» **Aim of the task**: Your task is to copy each line of the records that includes the string "ratio".
Information provided START
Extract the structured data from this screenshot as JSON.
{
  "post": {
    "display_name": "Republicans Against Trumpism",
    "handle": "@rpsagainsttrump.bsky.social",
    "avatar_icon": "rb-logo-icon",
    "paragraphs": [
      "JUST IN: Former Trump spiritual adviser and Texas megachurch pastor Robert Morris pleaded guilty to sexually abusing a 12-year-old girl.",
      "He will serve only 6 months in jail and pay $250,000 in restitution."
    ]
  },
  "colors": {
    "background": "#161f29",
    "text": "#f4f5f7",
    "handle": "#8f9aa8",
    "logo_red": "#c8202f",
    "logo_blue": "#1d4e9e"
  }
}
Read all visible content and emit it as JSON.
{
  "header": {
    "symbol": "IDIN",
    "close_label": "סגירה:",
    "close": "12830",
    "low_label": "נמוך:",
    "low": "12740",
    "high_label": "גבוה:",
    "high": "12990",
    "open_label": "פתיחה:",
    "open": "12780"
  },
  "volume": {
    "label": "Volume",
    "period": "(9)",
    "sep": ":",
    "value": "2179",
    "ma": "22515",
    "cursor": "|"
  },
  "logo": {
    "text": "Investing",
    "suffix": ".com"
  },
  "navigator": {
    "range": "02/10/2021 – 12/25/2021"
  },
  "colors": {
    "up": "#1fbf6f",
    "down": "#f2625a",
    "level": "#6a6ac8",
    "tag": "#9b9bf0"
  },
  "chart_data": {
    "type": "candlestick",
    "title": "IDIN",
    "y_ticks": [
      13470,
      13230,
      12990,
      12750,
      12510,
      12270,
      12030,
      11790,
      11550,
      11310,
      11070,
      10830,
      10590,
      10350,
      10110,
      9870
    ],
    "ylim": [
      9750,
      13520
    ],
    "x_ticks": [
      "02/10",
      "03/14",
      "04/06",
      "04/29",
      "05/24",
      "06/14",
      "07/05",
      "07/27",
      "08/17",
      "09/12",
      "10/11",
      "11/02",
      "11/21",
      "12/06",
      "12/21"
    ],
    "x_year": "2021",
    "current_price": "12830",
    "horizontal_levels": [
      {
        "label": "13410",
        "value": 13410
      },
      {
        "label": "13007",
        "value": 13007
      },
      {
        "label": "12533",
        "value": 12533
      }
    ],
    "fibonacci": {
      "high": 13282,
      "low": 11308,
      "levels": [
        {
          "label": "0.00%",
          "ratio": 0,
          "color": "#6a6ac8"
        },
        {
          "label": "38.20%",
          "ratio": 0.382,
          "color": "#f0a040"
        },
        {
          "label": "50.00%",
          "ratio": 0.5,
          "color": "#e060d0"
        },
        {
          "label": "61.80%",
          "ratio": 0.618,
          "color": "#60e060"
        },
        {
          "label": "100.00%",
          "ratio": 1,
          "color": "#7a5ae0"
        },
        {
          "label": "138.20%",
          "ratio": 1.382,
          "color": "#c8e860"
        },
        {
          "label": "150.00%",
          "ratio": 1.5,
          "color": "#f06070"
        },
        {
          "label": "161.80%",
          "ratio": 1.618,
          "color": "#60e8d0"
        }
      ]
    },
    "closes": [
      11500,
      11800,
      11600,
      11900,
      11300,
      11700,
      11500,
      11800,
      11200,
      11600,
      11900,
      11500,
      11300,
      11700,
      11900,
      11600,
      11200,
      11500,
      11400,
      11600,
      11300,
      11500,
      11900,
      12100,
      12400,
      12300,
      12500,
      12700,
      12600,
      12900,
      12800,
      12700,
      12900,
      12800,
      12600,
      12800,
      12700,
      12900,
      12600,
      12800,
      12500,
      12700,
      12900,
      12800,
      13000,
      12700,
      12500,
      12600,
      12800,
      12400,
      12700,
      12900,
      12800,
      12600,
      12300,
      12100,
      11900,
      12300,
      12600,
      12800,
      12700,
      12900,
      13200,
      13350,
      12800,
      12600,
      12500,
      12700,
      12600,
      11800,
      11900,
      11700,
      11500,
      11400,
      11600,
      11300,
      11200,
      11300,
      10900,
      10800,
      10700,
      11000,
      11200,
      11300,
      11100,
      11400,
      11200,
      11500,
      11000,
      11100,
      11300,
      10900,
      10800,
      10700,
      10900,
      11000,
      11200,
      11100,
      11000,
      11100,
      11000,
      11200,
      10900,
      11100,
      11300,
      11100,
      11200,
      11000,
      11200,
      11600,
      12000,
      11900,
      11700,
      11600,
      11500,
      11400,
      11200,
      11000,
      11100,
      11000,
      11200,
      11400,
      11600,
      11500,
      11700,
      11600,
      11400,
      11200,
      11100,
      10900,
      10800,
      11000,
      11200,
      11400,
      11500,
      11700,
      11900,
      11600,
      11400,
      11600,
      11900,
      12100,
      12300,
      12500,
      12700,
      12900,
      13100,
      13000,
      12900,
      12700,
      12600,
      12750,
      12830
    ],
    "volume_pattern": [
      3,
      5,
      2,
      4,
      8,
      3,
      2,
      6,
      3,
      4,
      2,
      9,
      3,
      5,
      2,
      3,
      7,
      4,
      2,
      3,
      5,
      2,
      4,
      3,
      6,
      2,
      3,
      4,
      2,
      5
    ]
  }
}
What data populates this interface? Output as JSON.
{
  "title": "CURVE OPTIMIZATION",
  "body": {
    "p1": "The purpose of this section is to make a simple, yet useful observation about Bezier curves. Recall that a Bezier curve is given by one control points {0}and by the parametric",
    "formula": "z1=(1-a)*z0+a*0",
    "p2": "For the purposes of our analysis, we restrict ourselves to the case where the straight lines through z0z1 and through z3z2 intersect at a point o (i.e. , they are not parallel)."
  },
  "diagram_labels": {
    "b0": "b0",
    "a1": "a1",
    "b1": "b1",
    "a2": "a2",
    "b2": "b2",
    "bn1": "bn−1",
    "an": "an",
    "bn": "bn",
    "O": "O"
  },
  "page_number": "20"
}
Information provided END
» **Output of the exercise**:
          "ratio": 0,
          "ratio": 0.382,
          "ratio": 0.5,
          "ratio": 0.618,
          "ratio": 1,
          "ratio": 1.382,
          "ratio": 1.5,
          "ratio": 1.618,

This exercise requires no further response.